Other highlights included a tree called mora excelsa, a hulking brute of a thing with amazing roots. Tall and narrow as they spread out below the trunk, the roots didn’t just divide the surrounding ground into segments but formed high walls between them. Syrgus romanzoffiana, which originated in South America, was a tall, super-straight tree with a trunk like a pole. And coryphe umbraculifera, found in Sri Lanka and India, stood at heights of up to 80 feet and was supposedly the biggest of the world’s palm trees. My notebook entries that day also mention ‘spiky, pineapple-y and vaguely triffid-esque things’ and ‘weird sinister growths with yellow-white buds, light-brown flowers and round coconut-like fruit, whose tangled tendrils enclose the trunks of trees.’
Somewhere during our circuit of the grounds, we saw tall, slim and weirdly-curved coniferous trees, forming wavy patterns in the distance. One had a curious, cloven comb at its top.

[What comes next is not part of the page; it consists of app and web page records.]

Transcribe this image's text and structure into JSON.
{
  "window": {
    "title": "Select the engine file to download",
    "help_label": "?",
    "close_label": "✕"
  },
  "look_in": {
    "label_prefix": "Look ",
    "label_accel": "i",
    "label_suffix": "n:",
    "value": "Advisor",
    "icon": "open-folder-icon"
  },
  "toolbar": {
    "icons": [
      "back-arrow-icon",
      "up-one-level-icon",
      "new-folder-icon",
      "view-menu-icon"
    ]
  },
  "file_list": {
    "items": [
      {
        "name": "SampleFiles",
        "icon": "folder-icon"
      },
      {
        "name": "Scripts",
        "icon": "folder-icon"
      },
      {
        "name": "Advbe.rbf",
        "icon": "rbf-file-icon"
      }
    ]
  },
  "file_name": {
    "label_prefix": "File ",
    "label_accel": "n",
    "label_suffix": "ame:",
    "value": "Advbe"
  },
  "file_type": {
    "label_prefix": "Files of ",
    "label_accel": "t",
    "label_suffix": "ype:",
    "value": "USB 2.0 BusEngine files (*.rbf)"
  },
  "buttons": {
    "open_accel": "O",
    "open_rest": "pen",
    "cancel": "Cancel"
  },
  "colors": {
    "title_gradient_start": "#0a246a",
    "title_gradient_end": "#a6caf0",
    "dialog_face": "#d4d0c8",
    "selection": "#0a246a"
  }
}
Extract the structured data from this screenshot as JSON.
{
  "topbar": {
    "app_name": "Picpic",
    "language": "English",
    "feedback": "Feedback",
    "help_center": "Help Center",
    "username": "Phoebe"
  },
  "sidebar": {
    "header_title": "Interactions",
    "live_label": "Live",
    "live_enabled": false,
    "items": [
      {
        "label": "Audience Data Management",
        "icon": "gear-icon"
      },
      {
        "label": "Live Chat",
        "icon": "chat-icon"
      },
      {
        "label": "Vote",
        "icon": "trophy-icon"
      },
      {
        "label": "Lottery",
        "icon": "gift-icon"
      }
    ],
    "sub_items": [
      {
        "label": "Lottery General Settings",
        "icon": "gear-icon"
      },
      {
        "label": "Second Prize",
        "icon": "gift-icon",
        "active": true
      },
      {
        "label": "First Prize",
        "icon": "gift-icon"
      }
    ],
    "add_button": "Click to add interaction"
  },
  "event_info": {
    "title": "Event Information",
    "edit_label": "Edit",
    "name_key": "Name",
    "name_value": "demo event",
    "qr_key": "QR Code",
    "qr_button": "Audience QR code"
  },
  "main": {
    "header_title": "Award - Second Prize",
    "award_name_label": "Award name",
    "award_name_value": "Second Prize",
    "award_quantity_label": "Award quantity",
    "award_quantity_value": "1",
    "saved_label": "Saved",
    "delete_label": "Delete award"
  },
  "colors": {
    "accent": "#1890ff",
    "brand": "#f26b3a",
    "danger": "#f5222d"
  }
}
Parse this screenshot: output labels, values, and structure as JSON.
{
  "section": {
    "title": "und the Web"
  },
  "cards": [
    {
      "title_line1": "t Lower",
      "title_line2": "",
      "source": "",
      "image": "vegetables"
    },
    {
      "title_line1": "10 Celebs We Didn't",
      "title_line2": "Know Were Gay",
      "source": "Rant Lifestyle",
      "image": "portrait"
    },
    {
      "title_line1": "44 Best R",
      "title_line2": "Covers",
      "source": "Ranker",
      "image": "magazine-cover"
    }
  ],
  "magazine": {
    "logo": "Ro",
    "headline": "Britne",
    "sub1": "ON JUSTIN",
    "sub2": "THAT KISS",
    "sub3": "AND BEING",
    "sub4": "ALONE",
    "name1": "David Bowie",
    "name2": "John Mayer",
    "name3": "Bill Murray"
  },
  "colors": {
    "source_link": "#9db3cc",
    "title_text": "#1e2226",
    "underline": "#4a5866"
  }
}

At one point too, we encountered a broad meadow, a couple of feet above which battalions of butterflies were fluttering madly. I tried to photograph the scene but, alas, these butterflies proved as ephemeral and elusive as vampires or J.D. Salinger – their images just refused to be captured on film.
It was a delightful place to explore. However, after tramping around the gardens for a few hours in the gruelling heat, we both got mightily thirsty and hungry – and we were less than pleased to discover that the one part of the place that was closed because of the holiday was its shop, café and restaurant facilities. Thank God we thought to bring umbrellas with us as protection against the sun. But at least a New Year associated with extreme heat, dehydration and sunstroke made a change from one associated with hypothermia.
Meanwhile, I hope you all had a Happy New Year, no matter what climate it was spent in.